Conventional wisdom for the last fifteen years has been that lung cancer was becoming a disease of women as well as men.
The graph (below) illustrates a monotonous increase in incidence of lung cancer in women through the end of the 1990’s to the point where the gender-specific curves appeared to be converging. Conventional wisdom was that men had gotten the message and had given up smoking but women lagged behind.
Now for the first time there is hope that women are getting the message. In a recent report from the National Cancer Institute (Kohler et al J Natl Cancer Inst 2011;103:1–23) there is evidence that a decade after the trend was first seen in men, between 2003 and 2007 there was a slight but significant decrease in the death rate from lung cancer among women. Whereas from 1975-2003 the death rate from lung cancer had almost doubled, from 2003-2007 the annual death rate fell by 0.9% per year, or 3.6% overall. One could argue that this is not much of an improvement, but it reversed a striking upward trend.
Since the treatment of lung cancer has resulted in only modest gains in survival, the improvement in mortality has to be ascribed to a lower incidence. The obvious change is in women who smoke. However, several authorities have noted that women born in the 1950’s and ‘60’s smoke have continued to smoke in higher numbers than women born in the ‘30’s and ‘40’s. Epidemiologists fear that the downward trend recently seen could be reversed by 2025 when these women would be expected to get lung cancer.
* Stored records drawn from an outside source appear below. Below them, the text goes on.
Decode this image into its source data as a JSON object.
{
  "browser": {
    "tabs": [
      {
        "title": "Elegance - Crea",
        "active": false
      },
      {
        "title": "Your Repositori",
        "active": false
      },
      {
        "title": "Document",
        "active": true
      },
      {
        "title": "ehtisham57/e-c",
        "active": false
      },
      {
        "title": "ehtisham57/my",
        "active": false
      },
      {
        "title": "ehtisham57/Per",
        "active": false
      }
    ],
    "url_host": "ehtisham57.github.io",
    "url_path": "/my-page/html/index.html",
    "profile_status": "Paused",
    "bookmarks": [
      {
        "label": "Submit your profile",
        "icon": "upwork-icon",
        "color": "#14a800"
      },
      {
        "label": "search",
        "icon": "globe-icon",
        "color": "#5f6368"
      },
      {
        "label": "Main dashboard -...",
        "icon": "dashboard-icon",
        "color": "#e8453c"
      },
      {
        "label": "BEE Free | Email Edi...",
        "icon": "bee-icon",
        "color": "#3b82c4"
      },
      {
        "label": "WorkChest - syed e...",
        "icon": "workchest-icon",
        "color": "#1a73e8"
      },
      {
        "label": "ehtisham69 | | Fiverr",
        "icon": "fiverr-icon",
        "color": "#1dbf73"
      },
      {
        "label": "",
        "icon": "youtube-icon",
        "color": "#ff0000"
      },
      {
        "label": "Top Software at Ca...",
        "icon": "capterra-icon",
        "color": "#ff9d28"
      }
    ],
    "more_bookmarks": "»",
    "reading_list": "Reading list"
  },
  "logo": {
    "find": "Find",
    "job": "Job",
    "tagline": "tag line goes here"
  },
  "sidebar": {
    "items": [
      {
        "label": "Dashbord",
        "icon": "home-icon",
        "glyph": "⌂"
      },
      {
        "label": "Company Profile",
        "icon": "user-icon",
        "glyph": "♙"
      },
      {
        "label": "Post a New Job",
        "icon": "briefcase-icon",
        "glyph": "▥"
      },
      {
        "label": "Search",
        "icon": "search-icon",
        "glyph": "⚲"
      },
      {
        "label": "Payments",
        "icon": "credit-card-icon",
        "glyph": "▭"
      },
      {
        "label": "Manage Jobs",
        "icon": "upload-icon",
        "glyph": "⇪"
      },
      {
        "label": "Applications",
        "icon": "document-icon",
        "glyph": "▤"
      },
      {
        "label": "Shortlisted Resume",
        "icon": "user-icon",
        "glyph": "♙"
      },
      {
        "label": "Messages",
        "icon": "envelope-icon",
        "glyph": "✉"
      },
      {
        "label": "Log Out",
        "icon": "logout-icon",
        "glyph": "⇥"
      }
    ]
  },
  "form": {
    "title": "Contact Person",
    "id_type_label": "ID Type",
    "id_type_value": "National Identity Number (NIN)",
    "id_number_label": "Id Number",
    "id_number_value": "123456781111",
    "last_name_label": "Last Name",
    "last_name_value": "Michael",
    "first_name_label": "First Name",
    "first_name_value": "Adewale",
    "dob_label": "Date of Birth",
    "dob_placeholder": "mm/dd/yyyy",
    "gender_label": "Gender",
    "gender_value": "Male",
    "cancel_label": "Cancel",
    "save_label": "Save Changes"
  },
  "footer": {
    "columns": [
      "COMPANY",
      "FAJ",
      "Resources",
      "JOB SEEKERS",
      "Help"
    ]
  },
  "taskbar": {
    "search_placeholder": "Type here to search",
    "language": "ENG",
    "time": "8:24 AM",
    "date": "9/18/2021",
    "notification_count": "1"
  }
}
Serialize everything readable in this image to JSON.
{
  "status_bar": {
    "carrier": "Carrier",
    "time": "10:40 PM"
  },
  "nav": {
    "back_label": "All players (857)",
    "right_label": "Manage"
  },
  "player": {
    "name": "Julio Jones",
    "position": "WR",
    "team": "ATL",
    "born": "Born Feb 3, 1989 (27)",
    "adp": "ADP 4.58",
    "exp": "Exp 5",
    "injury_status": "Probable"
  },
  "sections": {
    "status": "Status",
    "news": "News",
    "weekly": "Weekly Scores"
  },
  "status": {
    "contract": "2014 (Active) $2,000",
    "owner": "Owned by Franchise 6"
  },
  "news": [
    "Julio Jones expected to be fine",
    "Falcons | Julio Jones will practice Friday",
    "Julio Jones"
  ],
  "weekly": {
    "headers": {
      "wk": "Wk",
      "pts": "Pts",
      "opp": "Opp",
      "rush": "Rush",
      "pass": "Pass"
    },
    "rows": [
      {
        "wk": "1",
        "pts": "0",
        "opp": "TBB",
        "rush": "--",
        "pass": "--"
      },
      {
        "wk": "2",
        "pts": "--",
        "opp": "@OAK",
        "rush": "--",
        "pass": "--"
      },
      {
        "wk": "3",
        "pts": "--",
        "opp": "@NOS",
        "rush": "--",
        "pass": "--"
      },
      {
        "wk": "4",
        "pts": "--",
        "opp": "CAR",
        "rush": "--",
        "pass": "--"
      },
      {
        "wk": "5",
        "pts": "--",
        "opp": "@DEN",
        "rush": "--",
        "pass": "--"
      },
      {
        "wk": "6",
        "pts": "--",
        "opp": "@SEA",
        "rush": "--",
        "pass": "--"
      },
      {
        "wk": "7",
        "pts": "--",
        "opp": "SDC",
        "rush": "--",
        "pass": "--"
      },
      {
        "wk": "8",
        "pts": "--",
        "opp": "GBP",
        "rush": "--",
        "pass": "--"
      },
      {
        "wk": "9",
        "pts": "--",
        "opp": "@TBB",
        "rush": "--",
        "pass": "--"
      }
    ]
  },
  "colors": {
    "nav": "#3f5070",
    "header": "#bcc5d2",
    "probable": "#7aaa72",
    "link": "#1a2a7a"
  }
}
Nonetheless, it appears that the lung cancer epidemic in women is slowing down just a bit. Let’s hope that continued heightened awareness of the dangers of smoking prevails in the long run.